#### Your objective:
Print all of the data exactly, but drop the pictures.

#### Exercise inputs:
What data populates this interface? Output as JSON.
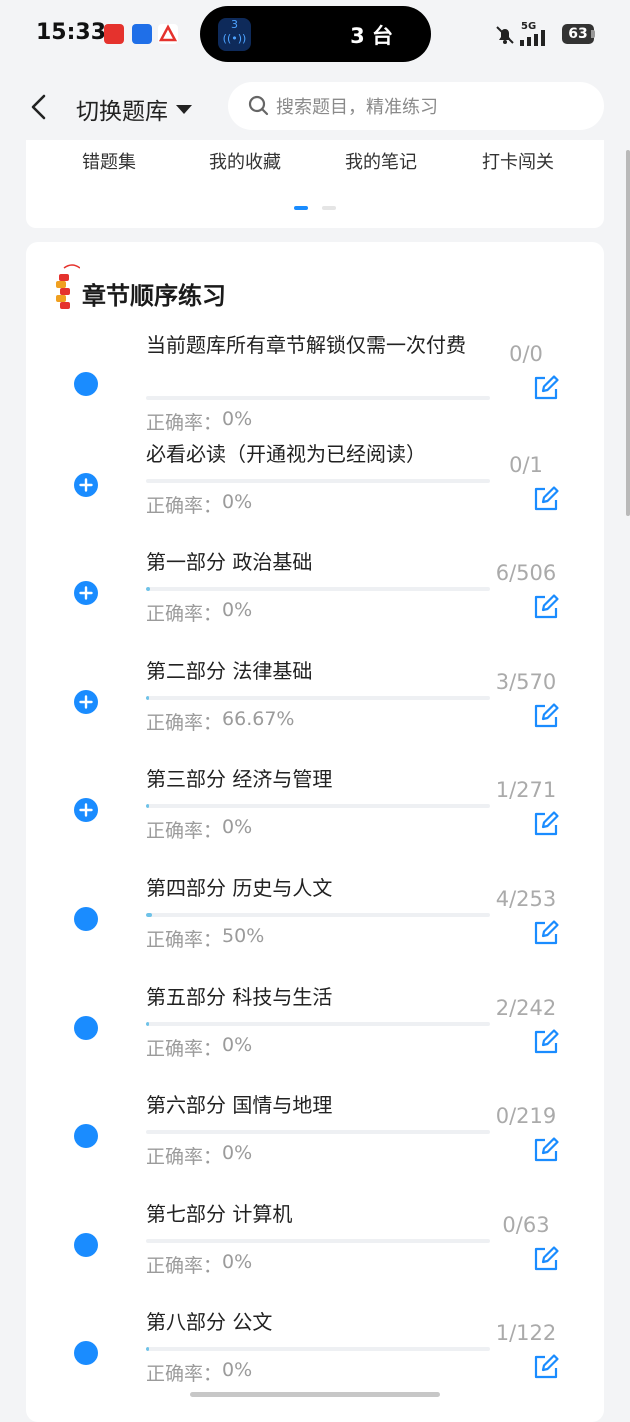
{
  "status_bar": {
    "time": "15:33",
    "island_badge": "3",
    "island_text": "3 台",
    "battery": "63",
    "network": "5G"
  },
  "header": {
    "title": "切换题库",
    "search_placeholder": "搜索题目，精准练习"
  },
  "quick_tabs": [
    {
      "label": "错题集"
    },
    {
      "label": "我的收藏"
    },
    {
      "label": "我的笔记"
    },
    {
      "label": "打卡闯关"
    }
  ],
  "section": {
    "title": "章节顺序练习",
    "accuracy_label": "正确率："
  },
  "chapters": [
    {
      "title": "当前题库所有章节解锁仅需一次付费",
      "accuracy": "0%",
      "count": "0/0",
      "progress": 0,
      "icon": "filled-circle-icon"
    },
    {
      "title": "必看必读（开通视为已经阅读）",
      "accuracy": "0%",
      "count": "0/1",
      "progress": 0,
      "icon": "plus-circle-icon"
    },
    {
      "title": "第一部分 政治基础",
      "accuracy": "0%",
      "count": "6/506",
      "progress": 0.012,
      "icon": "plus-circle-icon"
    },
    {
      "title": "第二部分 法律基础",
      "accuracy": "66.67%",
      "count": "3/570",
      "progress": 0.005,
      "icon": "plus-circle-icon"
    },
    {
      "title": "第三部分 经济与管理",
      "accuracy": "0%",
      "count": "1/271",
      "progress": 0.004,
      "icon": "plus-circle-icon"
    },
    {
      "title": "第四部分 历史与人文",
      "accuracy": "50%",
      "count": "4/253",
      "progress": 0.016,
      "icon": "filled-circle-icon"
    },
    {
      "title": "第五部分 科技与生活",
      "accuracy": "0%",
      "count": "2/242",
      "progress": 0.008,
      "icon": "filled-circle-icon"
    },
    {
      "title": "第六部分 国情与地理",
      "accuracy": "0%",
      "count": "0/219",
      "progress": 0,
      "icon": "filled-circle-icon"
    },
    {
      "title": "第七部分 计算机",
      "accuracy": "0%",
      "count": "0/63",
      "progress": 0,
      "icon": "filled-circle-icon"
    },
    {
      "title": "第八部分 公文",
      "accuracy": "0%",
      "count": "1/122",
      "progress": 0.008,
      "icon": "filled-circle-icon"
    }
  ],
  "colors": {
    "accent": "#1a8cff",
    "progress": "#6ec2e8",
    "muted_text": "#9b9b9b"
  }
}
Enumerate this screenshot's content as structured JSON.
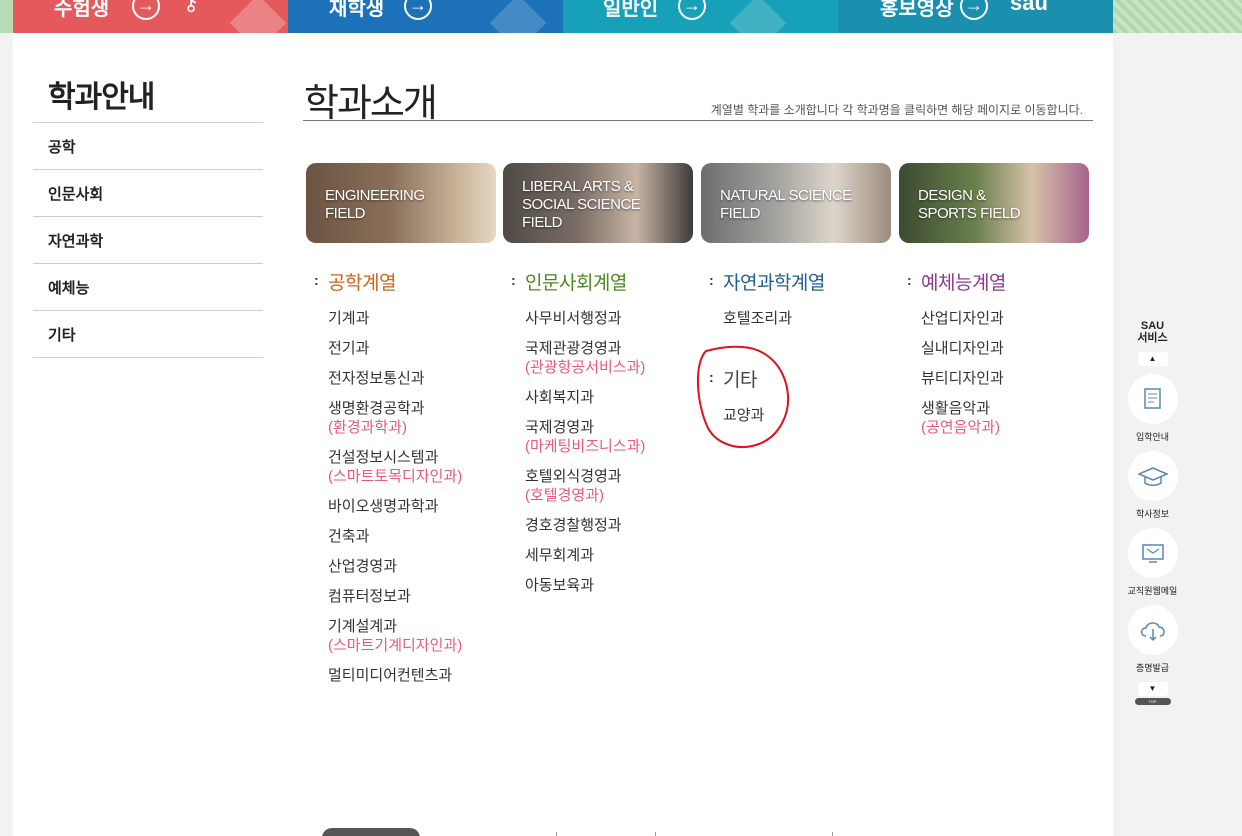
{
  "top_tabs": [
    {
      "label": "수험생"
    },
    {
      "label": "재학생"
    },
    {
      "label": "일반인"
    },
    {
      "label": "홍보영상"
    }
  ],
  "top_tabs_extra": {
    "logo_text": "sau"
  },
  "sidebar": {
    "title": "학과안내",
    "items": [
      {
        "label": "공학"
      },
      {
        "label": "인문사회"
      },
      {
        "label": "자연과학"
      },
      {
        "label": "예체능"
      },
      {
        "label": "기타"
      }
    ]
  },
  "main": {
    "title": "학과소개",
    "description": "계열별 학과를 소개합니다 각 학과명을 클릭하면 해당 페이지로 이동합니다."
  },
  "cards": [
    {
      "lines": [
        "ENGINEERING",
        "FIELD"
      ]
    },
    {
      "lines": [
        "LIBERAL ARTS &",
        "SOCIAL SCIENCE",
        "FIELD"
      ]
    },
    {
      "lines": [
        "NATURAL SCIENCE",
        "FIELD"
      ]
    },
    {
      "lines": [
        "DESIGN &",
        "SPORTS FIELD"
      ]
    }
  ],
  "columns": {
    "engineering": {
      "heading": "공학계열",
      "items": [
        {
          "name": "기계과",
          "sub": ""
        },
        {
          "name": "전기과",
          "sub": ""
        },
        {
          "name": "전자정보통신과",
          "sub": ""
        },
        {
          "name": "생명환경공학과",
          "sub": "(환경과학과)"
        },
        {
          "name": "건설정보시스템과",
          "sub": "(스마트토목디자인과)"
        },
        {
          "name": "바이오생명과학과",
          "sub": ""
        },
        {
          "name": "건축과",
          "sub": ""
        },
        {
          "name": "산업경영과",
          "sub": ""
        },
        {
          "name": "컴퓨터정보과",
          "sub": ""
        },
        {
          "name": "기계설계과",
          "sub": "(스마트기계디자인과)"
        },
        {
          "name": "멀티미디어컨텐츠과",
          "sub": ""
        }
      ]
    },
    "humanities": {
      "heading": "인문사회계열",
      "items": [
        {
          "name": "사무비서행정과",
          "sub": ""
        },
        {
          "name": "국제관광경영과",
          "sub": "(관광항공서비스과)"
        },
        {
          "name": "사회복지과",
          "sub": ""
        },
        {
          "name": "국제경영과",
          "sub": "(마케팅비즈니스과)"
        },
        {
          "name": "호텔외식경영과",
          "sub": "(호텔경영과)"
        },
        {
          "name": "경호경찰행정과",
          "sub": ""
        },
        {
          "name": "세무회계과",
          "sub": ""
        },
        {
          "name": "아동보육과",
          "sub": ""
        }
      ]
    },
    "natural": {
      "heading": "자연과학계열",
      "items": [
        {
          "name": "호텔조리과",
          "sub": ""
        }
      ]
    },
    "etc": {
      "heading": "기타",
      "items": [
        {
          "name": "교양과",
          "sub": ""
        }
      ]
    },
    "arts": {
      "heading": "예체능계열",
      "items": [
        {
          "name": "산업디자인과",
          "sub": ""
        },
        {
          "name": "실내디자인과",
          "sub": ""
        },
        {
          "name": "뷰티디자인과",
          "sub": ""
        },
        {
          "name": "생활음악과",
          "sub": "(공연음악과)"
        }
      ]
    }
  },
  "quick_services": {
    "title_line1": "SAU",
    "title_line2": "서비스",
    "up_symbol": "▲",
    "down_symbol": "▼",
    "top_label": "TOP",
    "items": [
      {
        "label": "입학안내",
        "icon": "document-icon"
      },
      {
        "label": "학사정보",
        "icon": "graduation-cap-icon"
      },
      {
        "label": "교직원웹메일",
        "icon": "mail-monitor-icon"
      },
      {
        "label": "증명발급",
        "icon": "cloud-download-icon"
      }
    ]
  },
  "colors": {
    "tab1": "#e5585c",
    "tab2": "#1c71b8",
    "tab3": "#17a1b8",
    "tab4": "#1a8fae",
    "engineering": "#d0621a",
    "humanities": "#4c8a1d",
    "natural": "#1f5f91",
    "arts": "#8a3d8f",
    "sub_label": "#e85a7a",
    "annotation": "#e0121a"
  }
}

#### Response:
What data populates this interface? Output as JSON.
{
  "status_bar": {
    "time": "15:33",
    "island_badge": "3",
    "island_text": "3 台",
    "battery": "63",
    "network": "5G"
  },
  "header": {
    "title": "切换题库",
    "search_placeholder": "搜索题目，精准练习"
  },
  "quick_tabs": [
    {
      "label": "错题集"
    },
    {
      "label": "我的收藏"
    },
    {
      "label": "我的笔记"
    },
    {
      "label": "打卡闯关"
    }
  ],
  "section": {
    "title": "章节顺序练习",
    "accuracy_label": "正确率："
  },
  "chapters": [
    {
      "title": "当前题库所有章节解锁仅需一次付费",
      "accuracy": "0%",
      "count": "0/0",
      "progress": 0,
      "icon": "filled-circle-icon"
    },
    {
      "title": "必看必读（开通视为已经阅读）",
      "accuracy": "0%",
      "count": "0/1",
      "progress": 0,
      "icon": "plus-circle-icon"
    },
    {
      "title": "第一部分 政治基础",
      "accuracy": "0%",
      "count": "6/506",
      "progress": 0.012,
      "icon": "plus-circle-icon"
    },
    {
      "title": "第二部分 法律基础",
      "accuracy": "66.67%",
      "count": "3/570",
      "progress": 0.005,
      "icon": "plus-circle-icon"
    },
    {
      "title": "第三部分 经济与管理",
      "accuracy": "0%",
      "count": "1/271",
      "progress": 0.004,
      "icon": "plus-circle-icon"
    },
    {
      "title": "第四部分 历史与人文",
      "accuracy": "50%",
      "count": "4/253",
      "progress": 0.016,
      "icon": "filled-circle-icon"
    },
    {
      "title": "第五部分 科技与生活",
      "accuracy": "0%",
      "count": "2/242",
      "progress": 0.008,
      "icon": "filled-circle-icon"
    },
    {
      "title": "第六部分 国情与地理",
      "accuracy": "0%",
      "count": "0/219",
      "progress": 0,
      "icon": "filled-circle-icon"
    },
    {
      "title": "第七部分 计算机",
      "accuracy": "0%",
      "count": "0/63",
      "progress": 0,
      "icon": "filled-circle-icon"
    },
    {
      "title": "第八部分 公文",
      "accuracy": "0%",
      "count": "1/122",
      "progress": 0.008,
      "icon": "filled-circle-icon"
    }
  ],
  "colors": {
    "accent": "#1a8cff",
    "progress": "#6ec2e8",
    "muted_text": "#9b9b9b"
  }
}
Enumerate this screenshot's content as structured JSON.
{
  "top_tabs": [
    {
      "label": "수험생"
    },
    {
      "label": "재학생"
    },
    {
      "label": "일반인"
    },
    {
      "label": "홍보영상"
    }
  ],
  "top_tabs_extra": {
    "logo_text": "sau"
  },
  "sidebar": {
    "title": "학과안내",
    "items": [
      {
        "label": "공학"
      },
      {
        "label": "인문사회"
      },
      {
        "label": "자연과학"
      },
      {
        "label": "예체능"
      },
      {
        "label": "기타"
      }
    ]
  },
  "main": {
    "title": "학과소개",
    "description": "계열별 학과를 소개합니다 각 학과명을 클릭하면 해당 페이지로 이동합니다."
  },
  "cards": [
    {
      "lines": [
        "ENGINEERING",
        "FIELD"
      ]
    },
    {
      "lines": [
        "LIBERAL ARTS &",
        "SOCIAL SCIENCE",
        "FIELD"
      ]
    },
    {
      "lines": [
        "NATURAL SCIENCE",
        "FIELD"
      ]
    },
    {
      "lines": [
        "DESIGN &",
        "SPORTS FIELD"
      ]
    }
  ],
  "columns": {
    "engineering": {
      "heading": "공학계열",
      "items": [
        {
          "name": "기계과",
          "sub": ""
        },
        {
          "name": "전기과",
          "sub": ""
        },
        {
          "name": "전자정보통신과",
          "sub": ""
        },
        {
          "name": "생명환경공학과",
          "sub": "(환경과학과)"
        },
        {
          "name": "건설정보시스템과",
          "sub": "(스마트토목디자인과)"
        },
        {
          "name": "바이오생명과학과",
          "sub": ""
        },
        {
          "name": "건축과",
          "sub": ""
        },
        {
          "name": "산업경영과",
          "sub": ""
        },
        {
          "name": "컴퓨터정보과",
          "sub": ""
        },
        {
          "name": "기계설계과",
          "sub": "(스마트기계디자인과)"
        },
        {
          "name": "멀티미디어컨텐츠과",
          "sub": ""
        }
      ]
    },
    "humanities": {
      "heading": "인문사회계열",
      "items": [
        {
          "name": "사무비서행정과",
          "sub": ""
        },
        {
          "name": "국제관광경영과",
          "sub": "(관광항공서비스과)"
        },
        {
          "name": "사회복지과",
          "sub": ""
        },
        {
          "name": "국제경영과",
          "sub": "(마케팅비즈니스과)"
        },
        {
          "name": "호텔외식경영과",
          "sub": "(호텔경영과)"
        },
        {
          "name": "경호경찰행정과",
          "sub": ""
        },
        {
          "name": "세무회계과",
          "sub": ""
        },
        {
          "name": "아동보육과",
          "sub": ""
        }
      ]
    },
    "natural": {
      "heading": "자연과학계열",
      "items": [
        {
          "name": "호텔조리과",
          "sub": ""
        }
      ]
    },
    "etc": {
      "heading": "기타",
      "items": [
        {
          "name": "교양과",
          "sub": ""
        }
      ]
    },
    "arts": {
      "heading": "예체능계열",
      "items": [
        {
          "name": "산업디자인과",
          "sub": ""
        },
        {
          "name": "실내디자인과",
          "sub": ""
        },
        {
          "name": "뷰티디자인과",
          "sub": ""
        },
        {
          "name": "생활음악과",
          "sub": "(공연음악과)"
        }
      ]
    }
  },
  "quick_services": {
    "title_line1": "SAU",
    "title_line2": "서비스",
    "up_symbol": "▲",
    "down_symbol": "▼",
    "top_label": "TOP",
    "items": [
      {
        "label": "입학안내",
        "icon": "document-icon"
      },
      {
        "label": "학사정보",
        "icon": "graduation-cap-icon"
      },
      {
        "label": "교직원웹메일",
        "icon": "mail-monitor-icon"
      },
      {
        "label": "증명발급",
        "icon": "cloud-download-icon"
      }
    ]
  },
  "colors": {
    "tab1": "#e5585c",
    "tab2": "#1c71b8",
    "tab3": "#17a1b8",
    "tab4": "#1a8fae",
    "engineering": "#d0621a",
    "humanities": "#4c8a1d",
    "natural": "#1f5f91",
    "arts": "#8a3d8f",
    "sub_label": "#e85a7a",
    "annotation": "#e0121a"
  }
}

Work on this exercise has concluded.